What you are asked to do
The lines to return are those below that contain the word "true".

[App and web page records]
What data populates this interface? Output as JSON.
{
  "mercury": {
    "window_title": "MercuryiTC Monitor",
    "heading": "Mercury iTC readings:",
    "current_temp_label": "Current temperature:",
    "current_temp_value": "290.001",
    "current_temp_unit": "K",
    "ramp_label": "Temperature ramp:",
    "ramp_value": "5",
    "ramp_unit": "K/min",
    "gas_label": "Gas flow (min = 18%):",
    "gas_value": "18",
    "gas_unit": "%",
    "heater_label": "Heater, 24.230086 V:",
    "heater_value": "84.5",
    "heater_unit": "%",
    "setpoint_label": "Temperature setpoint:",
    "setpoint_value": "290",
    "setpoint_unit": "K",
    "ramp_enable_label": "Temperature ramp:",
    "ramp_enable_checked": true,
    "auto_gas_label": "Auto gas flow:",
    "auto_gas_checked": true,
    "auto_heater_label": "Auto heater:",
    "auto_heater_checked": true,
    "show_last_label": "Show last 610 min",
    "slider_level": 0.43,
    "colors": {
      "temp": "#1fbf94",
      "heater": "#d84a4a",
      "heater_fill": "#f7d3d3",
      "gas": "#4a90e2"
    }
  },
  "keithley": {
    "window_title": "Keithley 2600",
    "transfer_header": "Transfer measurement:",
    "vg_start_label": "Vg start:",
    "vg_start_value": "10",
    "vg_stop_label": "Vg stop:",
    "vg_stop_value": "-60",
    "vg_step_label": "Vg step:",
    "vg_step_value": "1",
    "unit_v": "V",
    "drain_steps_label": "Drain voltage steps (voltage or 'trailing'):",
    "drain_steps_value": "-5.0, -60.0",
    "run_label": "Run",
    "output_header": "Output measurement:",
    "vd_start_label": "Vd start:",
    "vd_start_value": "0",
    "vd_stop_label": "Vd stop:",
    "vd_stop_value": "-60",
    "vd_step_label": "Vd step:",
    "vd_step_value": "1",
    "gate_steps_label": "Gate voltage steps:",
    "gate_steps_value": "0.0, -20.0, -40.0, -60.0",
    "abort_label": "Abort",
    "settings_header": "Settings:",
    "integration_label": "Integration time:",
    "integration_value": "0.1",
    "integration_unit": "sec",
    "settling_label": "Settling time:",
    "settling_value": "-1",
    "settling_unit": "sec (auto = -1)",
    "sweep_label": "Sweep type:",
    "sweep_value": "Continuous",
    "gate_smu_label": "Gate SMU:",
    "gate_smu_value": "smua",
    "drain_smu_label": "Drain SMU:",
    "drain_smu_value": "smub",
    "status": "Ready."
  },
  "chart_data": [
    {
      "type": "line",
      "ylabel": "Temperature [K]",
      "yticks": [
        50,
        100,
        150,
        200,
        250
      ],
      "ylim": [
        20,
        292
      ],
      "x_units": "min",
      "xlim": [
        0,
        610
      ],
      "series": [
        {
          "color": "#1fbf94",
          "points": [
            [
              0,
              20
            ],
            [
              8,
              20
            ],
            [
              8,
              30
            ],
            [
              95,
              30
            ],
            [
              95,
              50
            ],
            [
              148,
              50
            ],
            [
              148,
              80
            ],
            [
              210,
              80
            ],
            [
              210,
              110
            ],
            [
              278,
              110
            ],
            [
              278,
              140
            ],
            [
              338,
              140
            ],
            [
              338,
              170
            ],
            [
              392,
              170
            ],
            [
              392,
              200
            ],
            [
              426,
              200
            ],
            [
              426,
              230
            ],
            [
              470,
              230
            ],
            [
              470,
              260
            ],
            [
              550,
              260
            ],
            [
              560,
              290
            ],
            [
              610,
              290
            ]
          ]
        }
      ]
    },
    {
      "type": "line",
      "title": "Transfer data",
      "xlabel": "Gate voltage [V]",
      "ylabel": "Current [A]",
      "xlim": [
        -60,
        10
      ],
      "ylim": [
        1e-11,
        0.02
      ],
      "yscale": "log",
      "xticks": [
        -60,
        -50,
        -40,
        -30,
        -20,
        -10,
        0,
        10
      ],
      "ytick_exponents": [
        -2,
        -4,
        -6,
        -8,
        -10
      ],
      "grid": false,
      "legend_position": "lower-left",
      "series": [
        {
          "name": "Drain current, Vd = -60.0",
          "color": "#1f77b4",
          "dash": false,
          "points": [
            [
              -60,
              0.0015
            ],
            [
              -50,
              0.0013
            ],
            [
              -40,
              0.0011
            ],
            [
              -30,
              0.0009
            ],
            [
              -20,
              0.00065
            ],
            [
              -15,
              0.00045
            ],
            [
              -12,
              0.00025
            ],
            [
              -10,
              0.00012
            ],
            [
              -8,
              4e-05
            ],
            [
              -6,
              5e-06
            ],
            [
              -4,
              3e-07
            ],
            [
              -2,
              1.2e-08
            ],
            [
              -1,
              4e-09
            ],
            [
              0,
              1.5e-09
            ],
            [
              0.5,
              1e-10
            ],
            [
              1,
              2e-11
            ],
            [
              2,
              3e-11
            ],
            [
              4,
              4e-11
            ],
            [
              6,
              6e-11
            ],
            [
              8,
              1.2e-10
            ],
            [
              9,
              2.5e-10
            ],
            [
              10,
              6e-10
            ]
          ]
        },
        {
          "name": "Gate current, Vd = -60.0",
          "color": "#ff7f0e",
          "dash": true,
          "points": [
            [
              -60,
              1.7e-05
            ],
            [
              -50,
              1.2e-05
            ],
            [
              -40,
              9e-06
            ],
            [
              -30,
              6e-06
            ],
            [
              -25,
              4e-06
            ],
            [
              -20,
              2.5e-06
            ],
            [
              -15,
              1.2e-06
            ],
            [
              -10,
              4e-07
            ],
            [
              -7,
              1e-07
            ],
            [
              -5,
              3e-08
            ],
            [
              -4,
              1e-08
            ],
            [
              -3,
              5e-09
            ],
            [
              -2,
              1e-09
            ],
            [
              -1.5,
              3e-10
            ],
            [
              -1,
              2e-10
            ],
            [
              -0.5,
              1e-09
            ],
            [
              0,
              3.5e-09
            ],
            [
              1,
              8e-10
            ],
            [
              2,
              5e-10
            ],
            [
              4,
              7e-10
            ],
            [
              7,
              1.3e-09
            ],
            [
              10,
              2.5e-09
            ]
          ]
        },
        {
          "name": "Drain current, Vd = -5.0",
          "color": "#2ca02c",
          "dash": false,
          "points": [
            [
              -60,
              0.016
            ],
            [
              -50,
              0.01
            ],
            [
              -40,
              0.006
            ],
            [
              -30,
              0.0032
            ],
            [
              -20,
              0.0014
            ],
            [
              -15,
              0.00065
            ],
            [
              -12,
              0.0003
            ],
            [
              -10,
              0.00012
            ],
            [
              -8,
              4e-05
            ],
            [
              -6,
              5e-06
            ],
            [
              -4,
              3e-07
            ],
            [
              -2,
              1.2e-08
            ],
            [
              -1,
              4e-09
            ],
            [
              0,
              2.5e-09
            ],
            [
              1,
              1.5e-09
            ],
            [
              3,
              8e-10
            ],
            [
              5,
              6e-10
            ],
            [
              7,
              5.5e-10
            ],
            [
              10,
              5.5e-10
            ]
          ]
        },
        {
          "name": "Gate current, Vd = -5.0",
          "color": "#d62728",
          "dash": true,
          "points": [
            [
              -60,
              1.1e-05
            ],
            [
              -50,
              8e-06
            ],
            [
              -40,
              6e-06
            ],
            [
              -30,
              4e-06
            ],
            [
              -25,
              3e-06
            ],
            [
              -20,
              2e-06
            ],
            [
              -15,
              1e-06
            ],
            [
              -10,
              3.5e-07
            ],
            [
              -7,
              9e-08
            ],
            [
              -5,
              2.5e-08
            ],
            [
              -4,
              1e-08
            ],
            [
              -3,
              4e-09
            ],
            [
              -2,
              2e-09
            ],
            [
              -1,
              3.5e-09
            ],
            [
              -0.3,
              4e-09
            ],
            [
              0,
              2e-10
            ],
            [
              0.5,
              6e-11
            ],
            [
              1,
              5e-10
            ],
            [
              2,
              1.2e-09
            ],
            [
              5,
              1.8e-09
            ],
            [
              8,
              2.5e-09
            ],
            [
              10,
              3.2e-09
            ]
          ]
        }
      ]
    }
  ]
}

Task answer
    "ramp_enable_checked": true,
    "auto_gas_checked": true,
    "auto_heater_checked": true,
          "dash": true,
          "dash": true,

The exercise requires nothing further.